The entries below must be copied exactly as they are.

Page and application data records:
-- Opening Marker --
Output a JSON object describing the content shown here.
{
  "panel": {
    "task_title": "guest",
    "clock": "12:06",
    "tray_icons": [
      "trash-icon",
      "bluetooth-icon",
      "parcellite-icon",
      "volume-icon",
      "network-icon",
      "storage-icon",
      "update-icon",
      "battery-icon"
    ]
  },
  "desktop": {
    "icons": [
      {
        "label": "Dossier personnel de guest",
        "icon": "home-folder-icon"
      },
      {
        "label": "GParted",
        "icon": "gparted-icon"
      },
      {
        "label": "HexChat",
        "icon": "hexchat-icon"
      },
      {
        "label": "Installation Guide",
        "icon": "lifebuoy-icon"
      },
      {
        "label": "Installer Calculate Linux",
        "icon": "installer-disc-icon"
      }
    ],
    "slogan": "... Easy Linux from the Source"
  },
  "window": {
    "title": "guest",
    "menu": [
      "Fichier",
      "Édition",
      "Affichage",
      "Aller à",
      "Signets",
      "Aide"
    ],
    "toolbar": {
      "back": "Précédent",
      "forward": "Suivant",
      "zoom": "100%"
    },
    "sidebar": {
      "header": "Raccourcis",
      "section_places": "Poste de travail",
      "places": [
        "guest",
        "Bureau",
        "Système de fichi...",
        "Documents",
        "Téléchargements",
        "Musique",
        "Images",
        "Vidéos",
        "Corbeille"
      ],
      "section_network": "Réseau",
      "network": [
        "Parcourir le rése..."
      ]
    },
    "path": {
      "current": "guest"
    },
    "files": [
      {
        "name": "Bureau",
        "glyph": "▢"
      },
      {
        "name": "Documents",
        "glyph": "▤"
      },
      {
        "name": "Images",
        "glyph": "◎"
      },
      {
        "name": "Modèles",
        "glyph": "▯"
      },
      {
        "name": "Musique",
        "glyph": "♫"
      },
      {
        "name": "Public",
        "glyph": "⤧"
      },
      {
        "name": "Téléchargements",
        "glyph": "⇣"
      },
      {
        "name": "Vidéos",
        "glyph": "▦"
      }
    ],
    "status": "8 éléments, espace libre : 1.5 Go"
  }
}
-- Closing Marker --
**Task output**
Output a JSON object describing the content shown here.
{
  "panel": {
    "task_title": "guest",
    "clock": "12:06",
    "tray_icons": [
      "trash-icon",
      "bluetooth-icon",
      "parcellite-icon",
      "volume-icon",
      "network-icon",
      "storage-icon",
      "update-icon",
      "battery-icon"
    ]
  },
  "desktop": {
    "icons": [
      {
        "label": "Dossier personnel de guest",
        "icon": "home-folder-icon"
      },
      {
        "label": "GParted",
        "icon": "gparted-icon"
      },
      {
        "label": "HexChat",
        "icon": "hexchat-icon"
      },
      {
        "label": "Installation Guide",
        "icon": "lifebuoy-icon"
      },
      {
        "label": "Installer Calculate Linux",
        "icon": "installer-disc-icon"
      }
    ],
    "slogan": "... Easy Linux from the Source"
  },
  "window": {
    "title": "guest",
    "menu": [
      "Fichier",
      "Édition",
      "Affichage",
      "Aller à",
      "Signets",
      "Aide"
    ],
    "toolbar": {
      "back": "Précédent",
      "forward": "Suivant",
      "zoom": "100%"
    },
    "sidebar": {
      "header": "Raccourcis",
      "section_places": "Poste de travail",
      "places": [
        "guest",
        "Bureau",
        "Système de fichi...",
        "Documents",
        "Téléchargements",
        "Musique",
        "Images",
        "Vidéos",
        "Corbeille"
      ],
      "section_network": "Réseau",
      "network": [
        "Parcourir le rése..."
      ]
    },
    "path": {
      "current": "guest"
    },
    "files": [
      {
        "name": "Bureau",
        "glyph": "▢"
      },
      {
        "name": "Documents",
        "glyph": "▤"
      },
      {
        "name": "Images",
        "glyph": "◎"
      },
      {
        "name": "Modèles",
        "glyph": "▯"
      },
      {
        "name": "Musique",
        "glyph": "♫"
      },
      {
        "name": "Public",
        "glyph": "⤧"
      },
      {
        "name": "Téléchargements",
        "glyph": "⇣"
      },
      {
        "name": "Vidéos",
        "glyph": "▦"
      }
    ],
    "status": "8 éléments, espace libre : 1.5 Go"
  }
}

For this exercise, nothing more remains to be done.